The journal Science announced today the retraction of the widely covered gay-marriage study — a study that suggested that gay canvassers can change people's minds about same-sex marriage. In a statement, the journal cites a number of concerns about the work, including the researchers' "inability to produce original data" — a fact that makes verifying the study's results impossible.
The study was published in December of last year, and has been the subject a quite a bit of controversy recently. Retraction Watch reported last week that researchers at the University of California-Berkeley — researchers who were initially impressed by the work — had noted irregularities in some of the survey data cited in the study. Their concerns led them to call the survey company that the study's researchers said had conducted the work. The company said that they had done no such thing. Following the report, study co-author and University of California-Los Angeles, political scientist Donald Green called for the study's retraction.
In its statement, Science cites three reasons for the decision:
(1) the misrepresentation of survey incentives; (2) false statements of sponsorship; and (3) the inability to produce original data, which makes it impossible to verify or alleviate concerns about statistical irregularities documented in an independent online response to the original work.

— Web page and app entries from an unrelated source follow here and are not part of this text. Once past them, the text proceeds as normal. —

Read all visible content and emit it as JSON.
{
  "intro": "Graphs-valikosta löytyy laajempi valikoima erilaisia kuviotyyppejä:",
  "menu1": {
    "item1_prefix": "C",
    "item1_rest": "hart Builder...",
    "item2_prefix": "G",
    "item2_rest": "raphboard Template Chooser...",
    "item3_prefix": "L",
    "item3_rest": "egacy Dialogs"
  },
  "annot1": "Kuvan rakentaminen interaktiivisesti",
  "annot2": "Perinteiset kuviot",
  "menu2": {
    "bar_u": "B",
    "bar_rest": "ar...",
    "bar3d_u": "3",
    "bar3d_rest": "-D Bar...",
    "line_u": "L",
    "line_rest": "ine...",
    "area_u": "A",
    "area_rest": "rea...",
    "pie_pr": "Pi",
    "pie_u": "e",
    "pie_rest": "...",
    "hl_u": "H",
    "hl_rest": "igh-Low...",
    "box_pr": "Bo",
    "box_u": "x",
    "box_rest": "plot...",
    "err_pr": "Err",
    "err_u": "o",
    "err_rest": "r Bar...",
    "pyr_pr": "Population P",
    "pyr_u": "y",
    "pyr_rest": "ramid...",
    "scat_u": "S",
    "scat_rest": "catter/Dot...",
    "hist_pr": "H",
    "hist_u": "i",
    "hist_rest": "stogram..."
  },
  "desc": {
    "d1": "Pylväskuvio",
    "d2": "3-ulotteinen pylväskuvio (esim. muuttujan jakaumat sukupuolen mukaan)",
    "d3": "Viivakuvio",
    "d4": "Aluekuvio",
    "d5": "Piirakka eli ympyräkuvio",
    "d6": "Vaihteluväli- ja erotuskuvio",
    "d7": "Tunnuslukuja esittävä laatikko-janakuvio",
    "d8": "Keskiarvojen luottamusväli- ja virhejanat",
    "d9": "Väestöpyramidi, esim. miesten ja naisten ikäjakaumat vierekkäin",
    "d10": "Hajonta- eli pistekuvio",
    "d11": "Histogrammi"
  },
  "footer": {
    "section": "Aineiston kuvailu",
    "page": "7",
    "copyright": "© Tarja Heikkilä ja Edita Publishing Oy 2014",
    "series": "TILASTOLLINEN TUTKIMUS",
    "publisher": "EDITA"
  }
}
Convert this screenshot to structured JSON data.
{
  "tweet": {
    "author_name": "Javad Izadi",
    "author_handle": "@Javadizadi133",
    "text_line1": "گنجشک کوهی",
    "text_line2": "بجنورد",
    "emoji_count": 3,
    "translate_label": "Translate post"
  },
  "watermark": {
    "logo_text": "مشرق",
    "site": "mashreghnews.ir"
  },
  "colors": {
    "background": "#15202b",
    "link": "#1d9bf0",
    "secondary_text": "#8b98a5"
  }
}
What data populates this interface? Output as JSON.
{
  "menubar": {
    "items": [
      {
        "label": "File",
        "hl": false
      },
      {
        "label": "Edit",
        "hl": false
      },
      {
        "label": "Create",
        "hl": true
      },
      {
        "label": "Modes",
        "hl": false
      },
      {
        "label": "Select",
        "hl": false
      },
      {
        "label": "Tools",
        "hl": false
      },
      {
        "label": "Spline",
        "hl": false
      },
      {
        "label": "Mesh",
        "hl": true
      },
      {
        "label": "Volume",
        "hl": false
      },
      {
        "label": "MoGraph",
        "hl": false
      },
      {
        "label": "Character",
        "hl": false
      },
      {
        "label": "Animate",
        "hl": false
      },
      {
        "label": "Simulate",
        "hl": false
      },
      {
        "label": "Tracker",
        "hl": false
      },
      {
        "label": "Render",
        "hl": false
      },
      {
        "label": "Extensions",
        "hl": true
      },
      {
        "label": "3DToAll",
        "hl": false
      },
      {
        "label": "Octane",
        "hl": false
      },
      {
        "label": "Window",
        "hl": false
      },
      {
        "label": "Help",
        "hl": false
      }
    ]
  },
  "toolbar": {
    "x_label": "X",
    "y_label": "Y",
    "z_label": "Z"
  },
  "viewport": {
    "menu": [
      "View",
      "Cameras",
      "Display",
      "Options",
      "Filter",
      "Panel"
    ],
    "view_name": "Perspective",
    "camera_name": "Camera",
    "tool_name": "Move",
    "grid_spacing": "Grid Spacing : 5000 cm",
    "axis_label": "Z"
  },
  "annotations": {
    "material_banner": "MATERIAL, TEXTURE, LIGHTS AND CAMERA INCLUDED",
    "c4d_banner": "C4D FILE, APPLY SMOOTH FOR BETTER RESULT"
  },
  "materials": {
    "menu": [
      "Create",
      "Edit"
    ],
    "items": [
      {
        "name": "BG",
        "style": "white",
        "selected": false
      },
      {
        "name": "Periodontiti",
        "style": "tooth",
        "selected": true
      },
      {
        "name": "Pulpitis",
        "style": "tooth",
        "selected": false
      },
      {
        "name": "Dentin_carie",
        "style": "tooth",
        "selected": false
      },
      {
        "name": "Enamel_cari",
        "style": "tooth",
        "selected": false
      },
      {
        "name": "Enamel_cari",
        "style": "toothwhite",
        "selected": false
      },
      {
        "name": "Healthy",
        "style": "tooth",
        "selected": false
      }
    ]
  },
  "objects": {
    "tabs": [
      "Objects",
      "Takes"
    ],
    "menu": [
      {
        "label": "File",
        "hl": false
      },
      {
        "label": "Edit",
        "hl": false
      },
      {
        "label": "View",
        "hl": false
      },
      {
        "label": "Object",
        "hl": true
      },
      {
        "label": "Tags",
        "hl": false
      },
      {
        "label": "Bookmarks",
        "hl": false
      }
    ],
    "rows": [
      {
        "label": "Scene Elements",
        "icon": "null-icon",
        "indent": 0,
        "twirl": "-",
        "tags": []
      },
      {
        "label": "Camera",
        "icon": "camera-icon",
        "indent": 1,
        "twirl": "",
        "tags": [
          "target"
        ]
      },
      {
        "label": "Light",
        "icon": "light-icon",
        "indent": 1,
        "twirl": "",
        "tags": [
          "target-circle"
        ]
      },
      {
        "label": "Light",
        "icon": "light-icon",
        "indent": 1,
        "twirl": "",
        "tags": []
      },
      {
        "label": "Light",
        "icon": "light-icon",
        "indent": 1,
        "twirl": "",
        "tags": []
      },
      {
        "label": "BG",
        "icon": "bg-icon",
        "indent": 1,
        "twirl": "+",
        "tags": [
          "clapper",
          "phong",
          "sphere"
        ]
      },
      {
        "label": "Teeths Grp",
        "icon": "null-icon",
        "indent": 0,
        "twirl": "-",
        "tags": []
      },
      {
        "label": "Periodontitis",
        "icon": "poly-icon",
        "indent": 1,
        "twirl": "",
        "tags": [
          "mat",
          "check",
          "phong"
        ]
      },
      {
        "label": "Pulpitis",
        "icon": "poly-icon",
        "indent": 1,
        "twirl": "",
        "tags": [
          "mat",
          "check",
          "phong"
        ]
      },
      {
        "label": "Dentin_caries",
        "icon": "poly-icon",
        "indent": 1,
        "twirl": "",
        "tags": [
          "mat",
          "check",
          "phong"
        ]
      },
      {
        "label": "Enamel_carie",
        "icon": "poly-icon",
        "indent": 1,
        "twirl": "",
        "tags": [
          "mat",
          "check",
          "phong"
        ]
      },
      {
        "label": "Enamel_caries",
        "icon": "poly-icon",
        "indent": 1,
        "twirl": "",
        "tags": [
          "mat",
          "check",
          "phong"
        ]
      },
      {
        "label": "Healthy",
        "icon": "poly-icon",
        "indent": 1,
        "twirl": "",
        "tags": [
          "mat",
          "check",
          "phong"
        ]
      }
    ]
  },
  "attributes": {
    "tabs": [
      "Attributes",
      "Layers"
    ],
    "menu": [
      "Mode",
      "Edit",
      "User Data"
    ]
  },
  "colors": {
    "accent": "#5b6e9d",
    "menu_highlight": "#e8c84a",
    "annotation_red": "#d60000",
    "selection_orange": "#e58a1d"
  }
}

The retraction has been issued without the agreement of Michael LaCour, a political science student at the University of California, Los Angeles, and a co-author of the study, reports Science Insider. Questions about the LaCour's previously published work have also begun to surface, in addition to claims that he fabricated a teaching award. LaCour's PhD advisor, Lynn Vavreck, told Science Insider that the university asked her not to speak to the media until the investigation into the research allegations had been concluded.